Our next stop is South Beach. To get there, we travel on one of America’s greatest roadways. The Overseas Highway is 113 miles of highway carrying US-1 through the Florida Keys. When we get to Miami we’ll check in to the Regency Hotel for $145 a night. During most of this trip, we will try to stay in places for $100 a night, or less. Trust us, that isn’t possible for quality lodging in most of Florida. We’ll get our travel budget back under control in our next state.
Tonight we’re going to The Clevelander Hotel in beautiful South Beach. There is a party 24/7 on South Beach, and the Clevelander is one of the area’s great places to see the party in action.
Tomorrow morning we leave Miami for a trip into Everglades National Park. The glades are a signature of Florida, stretching 1.509 million acres through the heart of the state. You didn’t think we would just look from a distance, did you? We’re going on a fan boat excursion set up by Captain Jack’s Airboat Tours. Jack will take us through the country’s largest subtropical wilderness. We’re likely to see some rare and/or endangered species. We are only 42 miles from downtown Miami, yet it feels like a different planet!
We get off the boat and hit the road for Disney World! While this trip is about a lot more than theme parks…DISNEY WORLD, MAN!
Covering nearly 47 square miles, Disney World features four theme parks. These are Epcot, Magic Kingdom, Disney’s Animal Kingdom, and Disney’s Hollywood Studios. There are two water parks. The larger of the two is Disney’s Blizzard Beach. Smaller (but still mighty impressive) is Disney’s Typhoon Lagoon. We will be here for three days. We booked the Fairfield Inn and Suites at an excellent $154 a night, staying inside the park. Who is your hero now?
Disney was great, but after three days there we’re all ready for something different, and Cape Canaveral is different. We’re going to visit the vast Kennedy Space Center. There is a bus tour that takes us to all the launch sites, and movies showing the history of the United States and the space race that occupied our minds in the 60s. This place is huge! It really deserves more than a day, but off we go. We’re spending the night at Radisson’s Resort at the Port for $99.
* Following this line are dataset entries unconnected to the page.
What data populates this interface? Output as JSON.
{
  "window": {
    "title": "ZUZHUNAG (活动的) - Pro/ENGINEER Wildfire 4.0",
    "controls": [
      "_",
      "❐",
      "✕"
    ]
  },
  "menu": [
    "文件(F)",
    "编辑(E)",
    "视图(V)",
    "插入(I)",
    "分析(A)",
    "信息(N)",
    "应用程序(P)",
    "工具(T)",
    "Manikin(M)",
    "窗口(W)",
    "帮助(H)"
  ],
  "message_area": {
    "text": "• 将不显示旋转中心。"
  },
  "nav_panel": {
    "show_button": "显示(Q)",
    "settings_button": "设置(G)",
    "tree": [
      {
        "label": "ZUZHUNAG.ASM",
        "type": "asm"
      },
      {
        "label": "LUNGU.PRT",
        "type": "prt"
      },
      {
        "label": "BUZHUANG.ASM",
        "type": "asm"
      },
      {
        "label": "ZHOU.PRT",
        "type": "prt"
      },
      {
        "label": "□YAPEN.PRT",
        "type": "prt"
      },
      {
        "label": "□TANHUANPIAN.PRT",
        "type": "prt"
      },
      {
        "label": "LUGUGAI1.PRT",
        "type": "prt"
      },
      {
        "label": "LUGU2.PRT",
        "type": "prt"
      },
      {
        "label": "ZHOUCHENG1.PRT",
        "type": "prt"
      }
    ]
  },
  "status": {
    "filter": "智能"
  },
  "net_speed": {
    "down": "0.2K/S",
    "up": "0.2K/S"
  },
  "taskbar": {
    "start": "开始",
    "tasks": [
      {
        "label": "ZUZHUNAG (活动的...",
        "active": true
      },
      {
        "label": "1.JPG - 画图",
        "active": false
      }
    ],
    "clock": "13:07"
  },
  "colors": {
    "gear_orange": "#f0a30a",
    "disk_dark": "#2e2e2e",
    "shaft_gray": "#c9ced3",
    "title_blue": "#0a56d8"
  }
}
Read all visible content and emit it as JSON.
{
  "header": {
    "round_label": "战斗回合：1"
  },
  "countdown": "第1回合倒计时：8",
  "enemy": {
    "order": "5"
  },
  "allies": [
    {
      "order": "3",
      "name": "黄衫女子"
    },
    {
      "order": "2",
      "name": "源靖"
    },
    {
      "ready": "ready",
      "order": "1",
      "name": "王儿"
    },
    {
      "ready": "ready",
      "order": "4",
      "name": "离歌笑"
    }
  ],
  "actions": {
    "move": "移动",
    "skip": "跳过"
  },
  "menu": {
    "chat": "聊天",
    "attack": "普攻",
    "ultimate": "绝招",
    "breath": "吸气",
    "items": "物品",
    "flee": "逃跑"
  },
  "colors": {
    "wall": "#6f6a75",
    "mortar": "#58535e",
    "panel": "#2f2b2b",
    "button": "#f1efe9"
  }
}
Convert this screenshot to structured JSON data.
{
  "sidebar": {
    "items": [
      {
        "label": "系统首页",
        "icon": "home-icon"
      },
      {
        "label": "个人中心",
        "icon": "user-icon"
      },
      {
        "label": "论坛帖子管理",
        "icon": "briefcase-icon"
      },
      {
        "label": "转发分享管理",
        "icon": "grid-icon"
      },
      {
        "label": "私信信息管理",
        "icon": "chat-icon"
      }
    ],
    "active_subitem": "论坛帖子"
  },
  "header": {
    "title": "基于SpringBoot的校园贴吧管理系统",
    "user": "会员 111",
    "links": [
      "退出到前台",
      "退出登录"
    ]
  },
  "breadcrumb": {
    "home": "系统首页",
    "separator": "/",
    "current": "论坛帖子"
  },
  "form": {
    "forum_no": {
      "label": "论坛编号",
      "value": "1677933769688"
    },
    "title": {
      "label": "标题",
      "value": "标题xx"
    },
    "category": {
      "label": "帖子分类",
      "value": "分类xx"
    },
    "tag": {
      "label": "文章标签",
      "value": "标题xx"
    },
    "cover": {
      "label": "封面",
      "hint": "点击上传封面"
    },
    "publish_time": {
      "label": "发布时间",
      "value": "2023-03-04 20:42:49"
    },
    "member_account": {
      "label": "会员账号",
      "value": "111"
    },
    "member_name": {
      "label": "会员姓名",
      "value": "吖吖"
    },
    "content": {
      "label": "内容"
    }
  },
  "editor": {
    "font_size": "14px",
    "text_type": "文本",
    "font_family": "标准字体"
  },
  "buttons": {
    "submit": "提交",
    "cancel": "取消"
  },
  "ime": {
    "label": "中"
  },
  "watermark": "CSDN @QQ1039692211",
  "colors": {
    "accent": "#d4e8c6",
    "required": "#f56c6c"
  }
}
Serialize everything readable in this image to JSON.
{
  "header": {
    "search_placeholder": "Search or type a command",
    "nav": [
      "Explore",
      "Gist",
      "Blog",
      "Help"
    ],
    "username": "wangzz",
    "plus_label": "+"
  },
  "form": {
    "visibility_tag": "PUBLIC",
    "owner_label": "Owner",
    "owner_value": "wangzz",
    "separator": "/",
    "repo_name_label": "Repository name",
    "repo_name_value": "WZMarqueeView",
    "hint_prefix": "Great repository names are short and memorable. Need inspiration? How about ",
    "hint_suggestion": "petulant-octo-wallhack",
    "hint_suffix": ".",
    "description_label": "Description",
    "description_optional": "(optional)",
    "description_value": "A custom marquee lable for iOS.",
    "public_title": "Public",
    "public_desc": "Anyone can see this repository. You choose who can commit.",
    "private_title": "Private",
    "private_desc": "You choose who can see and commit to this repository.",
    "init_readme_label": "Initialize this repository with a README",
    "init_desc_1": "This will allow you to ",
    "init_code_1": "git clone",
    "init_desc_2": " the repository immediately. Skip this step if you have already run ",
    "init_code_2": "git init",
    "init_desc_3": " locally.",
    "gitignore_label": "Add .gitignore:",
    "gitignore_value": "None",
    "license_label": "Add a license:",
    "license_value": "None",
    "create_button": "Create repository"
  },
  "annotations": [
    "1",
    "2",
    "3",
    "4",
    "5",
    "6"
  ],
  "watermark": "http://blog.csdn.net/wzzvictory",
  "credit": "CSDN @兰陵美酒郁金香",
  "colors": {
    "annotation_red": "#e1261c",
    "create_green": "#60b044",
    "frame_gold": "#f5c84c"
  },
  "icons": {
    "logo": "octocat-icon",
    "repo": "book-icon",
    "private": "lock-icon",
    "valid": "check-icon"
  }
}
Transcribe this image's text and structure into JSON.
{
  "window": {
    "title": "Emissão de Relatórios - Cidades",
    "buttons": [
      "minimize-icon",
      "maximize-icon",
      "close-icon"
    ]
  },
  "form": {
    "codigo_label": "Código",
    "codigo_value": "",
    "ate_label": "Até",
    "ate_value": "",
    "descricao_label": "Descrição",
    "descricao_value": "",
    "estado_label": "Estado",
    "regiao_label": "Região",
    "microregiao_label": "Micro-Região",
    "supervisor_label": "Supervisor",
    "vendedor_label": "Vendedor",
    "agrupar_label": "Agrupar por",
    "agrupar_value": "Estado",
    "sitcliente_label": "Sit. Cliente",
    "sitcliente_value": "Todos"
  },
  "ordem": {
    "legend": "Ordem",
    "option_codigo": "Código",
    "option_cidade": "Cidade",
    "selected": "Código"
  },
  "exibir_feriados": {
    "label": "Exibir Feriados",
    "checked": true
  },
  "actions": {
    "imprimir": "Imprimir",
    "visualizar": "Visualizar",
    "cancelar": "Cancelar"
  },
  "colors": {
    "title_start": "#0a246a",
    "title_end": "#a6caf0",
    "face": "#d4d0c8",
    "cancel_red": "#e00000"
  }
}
On our last day in Florida, we will step away from the cities and travel through verdant and rural central Florida to Tallahassee. It’s our first look at the truly antebellum South with the gracious folks in Florida’s capital city. Don’t be surprised if they offer you some freshly picked oranges, lemons, or tangerines from their own trees out back. Later, we will visit St. Marks Natural Wildlife Refuge, and stay at the Baymont Inn and Suites. Rooms from $49. That’s more like it.
We started our trip with two of America’s most interesting states, and the two that are, perhaps, the most different from each other. It only reminds us of a promise we make to you here and now. Every state we visit will have interesting places and things to do. We can’t wait to show you what we mean!
Next up: Georgia!